(Web page and app entries)
--------------------

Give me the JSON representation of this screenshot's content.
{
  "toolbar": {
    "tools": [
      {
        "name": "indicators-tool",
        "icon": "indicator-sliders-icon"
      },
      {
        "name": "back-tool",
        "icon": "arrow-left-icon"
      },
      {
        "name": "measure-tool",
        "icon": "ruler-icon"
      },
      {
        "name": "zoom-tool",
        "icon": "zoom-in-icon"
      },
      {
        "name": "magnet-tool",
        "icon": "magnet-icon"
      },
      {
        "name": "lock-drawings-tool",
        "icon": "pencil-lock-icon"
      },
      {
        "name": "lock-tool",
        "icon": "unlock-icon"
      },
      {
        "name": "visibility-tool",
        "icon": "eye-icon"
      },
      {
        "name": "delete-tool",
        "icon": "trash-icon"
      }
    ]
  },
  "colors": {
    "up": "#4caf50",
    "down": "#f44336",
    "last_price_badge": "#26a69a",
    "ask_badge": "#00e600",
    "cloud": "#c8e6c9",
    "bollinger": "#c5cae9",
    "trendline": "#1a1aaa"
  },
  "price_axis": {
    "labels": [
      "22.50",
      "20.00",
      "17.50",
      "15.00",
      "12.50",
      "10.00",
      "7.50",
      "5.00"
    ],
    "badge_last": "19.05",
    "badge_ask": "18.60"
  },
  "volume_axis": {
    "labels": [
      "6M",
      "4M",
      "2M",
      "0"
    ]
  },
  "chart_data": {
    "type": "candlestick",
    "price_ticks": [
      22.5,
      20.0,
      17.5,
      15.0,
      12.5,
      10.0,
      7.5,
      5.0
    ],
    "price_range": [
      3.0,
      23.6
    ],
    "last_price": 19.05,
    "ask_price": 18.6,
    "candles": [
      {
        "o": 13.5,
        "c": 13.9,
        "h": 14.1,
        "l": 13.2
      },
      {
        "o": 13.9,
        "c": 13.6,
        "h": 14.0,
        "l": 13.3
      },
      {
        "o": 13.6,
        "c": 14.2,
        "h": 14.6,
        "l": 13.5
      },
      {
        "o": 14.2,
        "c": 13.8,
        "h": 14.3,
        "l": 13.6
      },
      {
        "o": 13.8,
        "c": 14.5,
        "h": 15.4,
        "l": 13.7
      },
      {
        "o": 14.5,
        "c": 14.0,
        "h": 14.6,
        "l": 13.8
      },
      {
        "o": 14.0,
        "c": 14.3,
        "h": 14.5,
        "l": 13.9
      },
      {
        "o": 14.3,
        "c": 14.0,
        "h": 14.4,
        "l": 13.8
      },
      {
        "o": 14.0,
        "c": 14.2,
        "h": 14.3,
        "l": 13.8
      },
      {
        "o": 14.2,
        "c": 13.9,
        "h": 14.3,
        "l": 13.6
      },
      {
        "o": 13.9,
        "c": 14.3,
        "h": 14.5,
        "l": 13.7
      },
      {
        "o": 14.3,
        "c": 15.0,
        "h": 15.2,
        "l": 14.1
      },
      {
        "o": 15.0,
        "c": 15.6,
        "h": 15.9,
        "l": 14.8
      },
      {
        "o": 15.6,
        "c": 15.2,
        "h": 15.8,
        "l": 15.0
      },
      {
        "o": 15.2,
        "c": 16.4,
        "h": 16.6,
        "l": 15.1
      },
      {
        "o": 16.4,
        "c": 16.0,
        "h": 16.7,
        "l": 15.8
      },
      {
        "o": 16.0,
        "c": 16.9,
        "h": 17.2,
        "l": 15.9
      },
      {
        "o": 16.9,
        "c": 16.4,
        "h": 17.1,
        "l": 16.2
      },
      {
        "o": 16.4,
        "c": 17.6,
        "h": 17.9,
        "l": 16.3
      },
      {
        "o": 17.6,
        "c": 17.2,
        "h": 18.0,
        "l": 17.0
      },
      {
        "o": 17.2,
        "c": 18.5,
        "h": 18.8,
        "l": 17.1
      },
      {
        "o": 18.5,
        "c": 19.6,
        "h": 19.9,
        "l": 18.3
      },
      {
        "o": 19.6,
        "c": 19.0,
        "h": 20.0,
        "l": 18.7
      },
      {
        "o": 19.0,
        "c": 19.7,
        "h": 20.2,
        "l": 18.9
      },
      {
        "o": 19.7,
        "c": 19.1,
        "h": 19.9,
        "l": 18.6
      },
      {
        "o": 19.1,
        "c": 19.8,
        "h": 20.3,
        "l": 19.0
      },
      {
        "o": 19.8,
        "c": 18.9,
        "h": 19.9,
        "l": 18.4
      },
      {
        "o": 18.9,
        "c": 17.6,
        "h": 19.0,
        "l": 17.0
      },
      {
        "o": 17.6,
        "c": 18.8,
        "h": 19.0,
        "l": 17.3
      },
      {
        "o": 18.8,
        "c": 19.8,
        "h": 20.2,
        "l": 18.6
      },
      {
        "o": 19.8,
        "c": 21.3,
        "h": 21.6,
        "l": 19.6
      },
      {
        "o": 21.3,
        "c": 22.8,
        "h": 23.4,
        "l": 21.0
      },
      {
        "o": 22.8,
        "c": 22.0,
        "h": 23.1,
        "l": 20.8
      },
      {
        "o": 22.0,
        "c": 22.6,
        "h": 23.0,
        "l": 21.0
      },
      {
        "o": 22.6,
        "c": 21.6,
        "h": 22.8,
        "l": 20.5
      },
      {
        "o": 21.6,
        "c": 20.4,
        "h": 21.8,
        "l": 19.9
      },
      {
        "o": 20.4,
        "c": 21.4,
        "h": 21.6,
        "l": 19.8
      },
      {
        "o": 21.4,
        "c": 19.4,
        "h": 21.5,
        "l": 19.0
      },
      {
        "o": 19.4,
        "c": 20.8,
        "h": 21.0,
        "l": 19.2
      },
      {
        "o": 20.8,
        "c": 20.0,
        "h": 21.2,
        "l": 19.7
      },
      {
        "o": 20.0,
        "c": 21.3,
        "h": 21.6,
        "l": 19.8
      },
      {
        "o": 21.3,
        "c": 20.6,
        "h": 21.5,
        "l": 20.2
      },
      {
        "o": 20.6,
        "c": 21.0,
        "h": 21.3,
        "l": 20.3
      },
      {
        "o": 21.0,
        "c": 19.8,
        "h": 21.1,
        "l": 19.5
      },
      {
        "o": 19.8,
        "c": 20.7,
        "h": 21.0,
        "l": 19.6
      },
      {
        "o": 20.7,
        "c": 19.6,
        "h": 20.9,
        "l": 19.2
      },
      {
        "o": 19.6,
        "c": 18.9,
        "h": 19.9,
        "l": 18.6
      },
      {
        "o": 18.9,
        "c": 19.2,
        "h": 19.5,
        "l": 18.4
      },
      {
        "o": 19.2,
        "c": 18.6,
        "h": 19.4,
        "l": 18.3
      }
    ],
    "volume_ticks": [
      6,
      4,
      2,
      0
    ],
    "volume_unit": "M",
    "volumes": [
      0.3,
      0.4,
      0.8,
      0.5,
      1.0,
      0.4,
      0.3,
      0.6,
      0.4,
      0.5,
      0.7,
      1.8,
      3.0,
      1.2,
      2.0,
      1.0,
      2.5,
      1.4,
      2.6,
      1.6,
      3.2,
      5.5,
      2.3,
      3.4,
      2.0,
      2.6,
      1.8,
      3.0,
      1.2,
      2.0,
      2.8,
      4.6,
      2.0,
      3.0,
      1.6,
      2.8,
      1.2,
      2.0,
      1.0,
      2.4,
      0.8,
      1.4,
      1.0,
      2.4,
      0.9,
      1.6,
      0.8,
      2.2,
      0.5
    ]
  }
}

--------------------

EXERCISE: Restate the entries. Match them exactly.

TASK ANSWER:
Give me the JSON representation of this screenshot's content.
{
  "toolbar": {
    "tools": [
      {
        "name": "indicators-tool",
        "icon": "indicator-sliders-icon"
      },
      {
        "name": "back-tool",
        "icon": "arrow-left-icon"
      },
      {
        "name": "measure-tool",
        "icon": "ruler-icon"
      },
      {
        "name": "zoom-tool",
        "icon": "zoom-in-icon"
      },
      {
        "name": "magnet-tool",
        "icon": "magnet-icon"
      },
      {
        "name": "lock-drawings-tool",
        "icon": "pencil-lock-icon"
      },
      {
        "name": "lock-tool",
        "icon": "unlock-icon"
      },
      {
        "name": "visibility-tool",
        "icon": "eye-icon"
      },
      {
        "name": "delete-tool",
        "icon": "trash-icon"
      }
    ]
  },
  "colors": {
    "up": "#4caf50",
    "down": "#f44336",
    "last_price_badge": "#26a69a",
    "ask_badge": "#00e600",
    "cloud": "#c8e6c9",
    "bollinger": "#c5cae9",
    "trendline": "#1a1aaa"
  },
  "price_axis": {
    "labels": [
      "22.50",
      "20.00",
      "17.50",
      "15.00",
      "12.50",
      "10.00",
      "7.50",
      "5.00"
    ],
    "badge_last": "19.05",
    "badge_ask": "18.60"
  },
  "volume_axis": {
    "labels": [
      "6M",
      "4M",
      "2M",
      "0"
    ]
  },
  "chart_data": {
    "type": "candlestick",
    "price_ticks": [
      22.5,
      20.0,
      17.5,
      15.0,
      12.5,
      10.0,
      7.5,
      5.0
    ],
    "price_range": [
      3.0,
      23.6
    ],
    "last_price": 19.05,
    "ask_price": 18.6,
    "candles": [
      {
        "o": 13.5,
        "c": 13.9,
        "h": 14.1,
        "l": 13.2
      },
      {
        "o": 13.9,
        "c": 13.6,
        "h": 14.0,
        "l": 13.3
      },
      {
        "o": 13.6,
        "c": 14.2,
        "h": 14.6,
        "l": 13.5
      },
      {
        "o": 14.2,
        "c": 13.8,
        "h": 14.3,
        "l": 13.6
      },
      {
        "o": 13.8,
        "c": 14.5,
        "h": 15.4,
        "l": 13.7
      },
      {
        "o": 14.5,
        "c": 14.0,
        "h": 14.6,
        "l": 13.8
      },
      {
        "o": 14.0,
        "c": 14.3,
        "h": 14.5,
        "l": 13.9
      },
      {
        "o": 14.3,
        "c": 14.0,
        "h": 14.4,
        "l": 13.8
      },
      {
        "o": 14.0,
        "c": 14.2,
        "h": 14.3,
        "l": 13.8
      },
      {
        "o": 14.2,
        "c": 13.9,
        "h": 14.3,
        "l": 13.6
      },
      {
        "o": 13.9,
        "c": 14.3,
        "h": 14.5,
        "l": 13.7
      },
      {
        "o": 14.3,
        "c": 15.0,
        "h": 15.2,
        "l": 14.1
      },
      {
        "o": 15.0,
        "c": 15.6,
        "h": 15.9,
        "l": 14.8
      },
      {
        "o": 15.6,
        "c": 15.2,
        "h": 15.8,
        "l": 15.0
      },
      {
        "o": 15.2,
        "c": 16.4,
        "h": 16.6,
        "l": 15.1
      },
      {
        "o": 16.4,
        "c": 16.0,
        "h": 16.7,
        "l": 15.8
      },
      {
        "o": 16.0,
        "c": 16.9,
        "h": 17.2,
        "l": 15.9
      },
      {
        "o": 16.9,
        "c": 16.4,
        "h": 17.1,
        "l": 16.2
      },
      {
        "o": 16.4,
        "c": 17.6,
        "h": 17.9,
        "l": 16.3
      },
      {
        "o": 17.6,
        "c": 17.2,
        "h": 18.0,
        "l": 17.0
      },
      {
        "o": 17.2,
        "c": 18.5,
        "h": 18.8,
        "l": 17.1
      },
      {
        "o": 18.5,
        "c": 19.6,
        "h": 19.9,
        "l": 18.3
      },
      {
        "o": 19.6,
        "c": 19.0,
        "h": 20.0,
        "l": 18.7
      },
      {
        "o": 19.0,
        "c": 19.7,
        "h": 20.2,
        "l": 18.9
      },
      {
        "o": 19.7,
        "c": 19.1,
        "h": 19.9,
        "l": 18.6
      },
      {
        "o": 19.1,
        "c": 19.8,
        "h": 20.3,
        "l": 19.0
      },
      {
        "o": 19.8,
        "c": 18.9,
        "h": 19.9,
        "l": 18.4
      },
      {
        "o": 18.9,
        "c": 17.6,
        "h": 19.0,
        "l": 17.0
      },
      {
        "o": 17.6,
        "c": 18.8,
        "h": 19.0,
        "l": 17.3
      },
      {
        "o": 18.8,
        "c": 19.8,
        "h": 20.2,
        "l": 18.6
      },
      {
        "o": 19.8,
        "c": 21.3,
        "h": 21.6,
        "l": 19.6
      },
      {
        "o": 21.3,
        "c": 22.8,
        "h": 23.4,
        "l": 21.0
      },
      {
        "o": 22.8,
        "c": 22.0,
        "h": 23.1,
        "l": 20.8
      },
      {
        "o": 22.0,
        "c": 22.6,
        "h": 23.0,
        "l": 21.0
      },
      {
        "o": 22.6,
        "c": 21.6,
        "h": 22.8,
        "l": 20.5
      },
      {
        "o": 21.6,
        "c": 20.4,
        "h": 21.8,
        "l": 19.9
      },
      {
        "o": 20.4,
        "c": 21.4,
        "h": 21.6,
        "l": 19.8
      },
      {
        "o": 21.4,
        "c": 19.4,
        "h": 21.5,
        "l": 19.0
      },
      {
        "o": 19.4,
        "c": 20.8,
        "h": 21.0,
        "l": 19.2
      },
      {
        "o": 20.8,
        "c": 20.0,
        "h": 21.2,
        "l": 19.7
      },
      {
        "o": 20.0,
        "c": 21.3,
        "h": 21.6,
        "l": 19.8
      },
      {
        "o": 21.3,
        "c": 20.6,
        "h": 21.5,
        "l": 20.2
      },
      {
        "o": 20.6,
        "c": 21.0,
        "h": 21.3,
        "l": 20.3
      },
      {
        "o": 21.0,
        "c": 19.8,
        "h": 21.1,
        "l": 19.5
      },
      {
        "o": 19.8,
        "c": 20.7,
        "h": 21.0,
        "l": 19.6
      },
      {
        "o": 20.7,
        "c": 19.6,
        "h": 20.9,
        "l": 19.2
      },
      {
        "o": 19.6,
        "c": 18.9,
        "h": 19.9,
        "l": 18.6
      },
      {
        "o": 18.9,
        "c": 19.2,
        "h": 19.5,
        "l": 18.4
      },
      {
        "o": 19.2,
        "c": 18.6,
        "h": 19.4,
        "l": 18.3
      }
    ],
    "volume_ticks": [
      6,
      4,
      2,
      0
    ],
    "volume_unit": "M",
    "volumes": [
      0.3,
      0.4,
      0.8,
      0.5,
      1.0,
      0.4,
      0.3,
      0.6,
      0.4,
      0.5,
      0.7,
      1.8,
      3.0,
      1.2,
      2.0,
      1.0,
      2.5,
      1.4,
      2.6,
      1.6,
      3.2,
      5.5,
      2.3,
      3.4,
      2.0,
      2.6,
      1.8,
      3.0,
      1.2,
      2.0,
      2.8,
      4.6,
      2.0,
      3.0,
      1.6,
      2.8,
      1.2,
      2.0,
      1.0,
      2.4,
      0.8,
      1.4,
      1.0,
      2.4,
      0.9,
      1.6,
      0.8,
      2.2,
      0.5
    ]
  }
}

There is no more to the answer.